The number one, most popular choice of cooking oil used today in the United States is soybean oil. It’s used in fast food frying, livestock feeds, and added to many packaged foods. The problem is that it’s very unhealthy. Not only does it lead to obesity and diabetes, new research has also revealed it may also affect certain neurological conditions too including depression, anxiety, autism, and Alzheimer’s disease.

Recent studies carried out at UC Riverside have revealed that soybean oil isn’t for consumption for either human or mouse. During the research mice were given three different high-fat diets. One consisted of just soybean oil. Another was made up of soybean oil that had been modified to be low in linoleic acid. While the third was coconut oil.

In 2015, the same team concluded that some of soybean oil’s detrimental health implications included the inducing of diabetes, obesity, fatty liver, and insulin resistance in mice.
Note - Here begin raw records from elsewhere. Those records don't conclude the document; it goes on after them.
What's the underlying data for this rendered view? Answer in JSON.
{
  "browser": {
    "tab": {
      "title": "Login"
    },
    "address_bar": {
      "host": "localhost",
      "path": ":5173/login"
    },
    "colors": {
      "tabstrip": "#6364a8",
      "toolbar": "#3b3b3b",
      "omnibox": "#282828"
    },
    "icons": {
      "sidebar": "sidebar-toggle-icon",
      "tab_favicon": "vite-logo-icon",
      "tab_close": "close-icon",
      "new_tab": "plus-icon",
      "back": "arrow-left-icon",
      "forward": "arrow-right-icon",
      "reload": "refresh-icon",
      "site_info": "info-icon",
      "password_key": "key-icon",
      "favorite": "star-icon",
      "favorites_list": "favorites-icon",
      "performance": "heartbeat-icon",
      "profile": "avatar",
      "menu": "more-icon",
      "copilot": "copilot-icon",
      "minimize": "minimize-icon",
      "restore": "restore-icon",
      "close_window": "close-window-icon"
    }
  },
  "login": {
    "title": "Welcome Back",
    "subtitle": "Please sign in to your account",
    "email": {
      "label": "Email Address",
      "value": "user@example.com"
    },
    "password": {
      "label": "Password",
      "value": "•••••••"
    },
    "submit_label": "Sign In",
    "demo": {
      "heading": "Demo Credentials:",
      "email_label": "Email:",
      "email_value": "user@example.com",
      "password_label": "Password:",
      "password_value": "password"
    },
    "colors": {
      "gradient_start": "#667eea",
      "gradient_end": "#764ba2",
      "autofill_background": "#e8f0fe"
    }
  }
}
Then, just two year later, the same team discovered that soybean oil is much less harmful if engineered to be low in linoleic acid. But in this most recent study, there was no difference in the effect on the brain for either variant of the oil. Instead, what they did find was that a pronounced effect was taking place in the hypothalamus where many of the body’s most critical processes are carried out. 

“The hypothalamus regulates body weight via your metabolism, maintains body temperature, is critical for reproduction and physical growth as well as your response to stress,” explained Margarita Curras-Collazo, an associate professor of neuroscience at UCR and lead author on the study. Part of the research involved determining what genes in the soybean oil fed mice weren’t working properly. The team discovered that one of these genes was responsible for producing oxytocin, otherwise known as the “love hormone”. However, in those mice given soybean oil the level of oxytocin found in the hypothalamus decreased.

Another discovery made as part of the research was that soybean oil in the diet also affected around 100 other different genes. However, the team does make it clear that this just applies to soybean oil and not to vegetable oil or other soy products. And, it should also be noted that this research was carried out on male mice and therefore the results may be different in humans. 

One thing that is yet to be determined is which chemicals in the oil are responsible for the changes they observed in the hypothalamus. All the researchers do know for sure is that it’s not linoleic acid or stigmasterol. But being able to identify the responsible compounds it a vital part of the research. As Poonamjot Deol, an assistant project scientist at UCR and first author on the study said, “this could help design healthier dietary oils in the future.” Adding to that Frances Sladek, a UCR toxicologist and professor cell biology said, “the dogma is that saturated fat is bad and unsaturated fat is good. Soybean oil is a polyunsaturated fat, but the idea that it’s good for you is just not proven.”